### Supplied material
* * * * * * *

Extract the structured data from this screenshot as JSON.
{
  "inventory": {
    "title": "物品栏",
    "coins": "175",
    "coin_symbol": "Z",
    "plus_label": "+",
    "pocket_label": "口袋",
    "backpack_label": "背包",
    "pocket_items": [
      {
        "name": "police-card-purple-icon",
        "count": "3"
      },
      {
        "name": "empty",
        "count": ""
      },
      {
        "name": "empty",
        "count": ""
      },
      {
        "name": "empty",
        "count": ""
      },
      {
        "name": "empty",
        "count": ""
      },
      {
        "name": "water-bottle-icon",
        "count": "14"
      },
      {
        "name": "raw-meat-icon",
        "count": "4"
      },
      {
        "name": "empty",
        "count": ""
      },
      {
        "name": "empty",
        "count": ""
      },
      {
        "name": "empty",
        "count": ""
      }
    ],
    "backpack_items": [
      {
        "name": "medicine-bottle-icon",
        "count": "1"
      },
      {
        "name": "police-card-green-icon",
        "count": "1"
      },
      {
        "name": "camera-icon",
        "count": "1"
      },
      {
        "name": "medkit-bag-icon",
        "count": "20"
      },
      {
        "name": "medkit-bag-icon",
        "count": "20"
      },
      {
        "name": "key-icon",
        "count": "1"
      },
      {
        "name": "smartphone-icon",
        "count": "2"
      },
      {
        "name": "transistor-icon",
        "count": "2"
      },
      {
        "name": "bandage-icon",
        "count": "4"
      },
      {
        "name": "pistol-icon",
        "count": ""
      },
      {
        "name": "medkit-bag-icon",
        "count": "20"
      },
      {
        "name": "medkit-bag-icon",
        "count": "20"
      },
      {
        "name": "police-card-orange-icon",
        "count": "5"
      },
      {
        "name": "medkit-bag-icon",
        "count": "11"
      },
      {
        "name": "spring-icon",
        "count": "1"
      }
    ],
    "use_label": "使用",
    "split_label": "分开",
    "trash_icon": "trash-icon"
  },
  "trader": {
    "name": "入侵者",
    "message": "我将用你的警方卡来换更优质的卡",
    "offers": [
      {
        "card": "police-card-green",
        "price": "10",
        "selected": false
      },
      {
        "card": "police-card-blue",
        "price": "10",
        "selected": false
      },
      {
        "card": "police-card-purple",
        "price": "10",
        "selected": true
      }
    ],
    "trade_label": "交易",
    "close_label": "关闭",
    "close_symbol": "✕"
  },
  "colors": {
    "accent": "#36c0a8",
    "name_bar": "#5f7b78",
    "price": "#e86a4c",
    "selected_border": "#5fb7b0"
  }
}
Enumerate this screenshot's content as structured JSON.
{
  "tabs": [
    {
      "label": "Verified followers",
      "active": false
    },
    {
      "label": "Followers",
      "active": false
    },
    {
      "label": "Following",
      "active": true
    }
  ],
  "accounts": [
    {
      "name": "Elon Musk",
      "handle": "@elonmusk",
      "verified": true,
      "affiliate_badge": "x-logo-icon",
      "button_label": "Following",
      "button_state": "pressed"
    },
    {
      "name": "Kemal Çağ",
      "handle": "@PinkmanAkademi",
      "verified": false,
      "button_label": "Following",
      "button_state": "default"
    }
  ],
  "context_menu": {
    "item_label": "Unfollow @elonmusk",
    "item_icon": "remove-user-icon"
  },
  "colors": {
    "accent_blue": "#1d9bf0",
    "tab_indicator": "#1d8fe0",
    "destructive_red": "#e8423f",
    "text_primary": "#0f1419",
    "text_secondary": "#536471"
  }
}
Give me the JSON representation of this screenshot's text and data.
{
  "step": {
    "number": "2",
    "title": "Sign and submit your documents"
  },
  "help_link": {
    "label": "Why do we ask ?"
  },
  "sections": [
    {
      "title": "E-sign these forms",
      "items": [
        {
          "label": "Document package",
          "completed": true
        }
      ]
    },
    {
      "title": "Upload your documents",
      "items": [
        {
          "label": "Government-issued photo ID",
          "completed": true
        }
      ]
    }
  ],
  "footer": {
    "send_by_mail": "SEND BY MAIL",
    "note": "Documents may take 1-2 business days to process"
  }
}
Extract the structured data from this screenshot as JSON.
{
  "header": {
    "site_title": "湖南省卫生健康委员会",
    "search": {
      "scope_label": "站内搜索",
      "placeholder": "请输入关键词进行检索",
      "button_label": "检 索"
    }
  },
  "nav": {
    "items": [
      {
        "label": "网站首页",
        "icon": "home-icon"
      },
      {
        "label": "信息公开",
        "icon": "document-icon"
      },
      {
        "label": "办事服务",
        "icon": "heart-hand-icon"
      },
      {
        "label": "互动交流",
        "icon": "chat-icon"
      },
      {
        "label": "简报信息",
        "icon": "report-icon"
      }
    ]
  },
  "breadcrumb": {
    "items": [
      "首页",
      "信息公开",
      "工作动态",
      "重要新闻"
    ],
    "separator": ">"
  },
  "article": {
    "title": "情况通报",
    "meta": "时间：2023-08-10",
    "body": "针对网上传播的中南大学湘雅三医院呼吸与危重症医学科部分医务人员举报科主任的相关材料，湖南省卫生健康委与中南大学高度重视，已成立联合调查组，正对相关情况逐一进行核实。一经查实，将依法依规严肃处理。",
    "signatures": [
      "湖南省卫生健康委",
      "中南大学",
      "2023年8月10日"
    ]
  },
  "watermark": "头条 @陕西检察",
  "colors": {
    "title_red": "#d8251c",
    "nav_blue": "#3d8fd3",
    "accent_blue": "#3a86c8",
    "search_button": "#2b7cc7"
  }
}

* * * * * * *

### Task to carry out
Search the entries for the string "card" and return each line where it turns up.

### Task result
        "name": "police-card-purple-icon",
        "name": "police-card-green-icon",
        "name": "police-card-orange-icon",
        "card": "police-card-green",
        "card": "police-card-blue",
        "card": "police-card-purple",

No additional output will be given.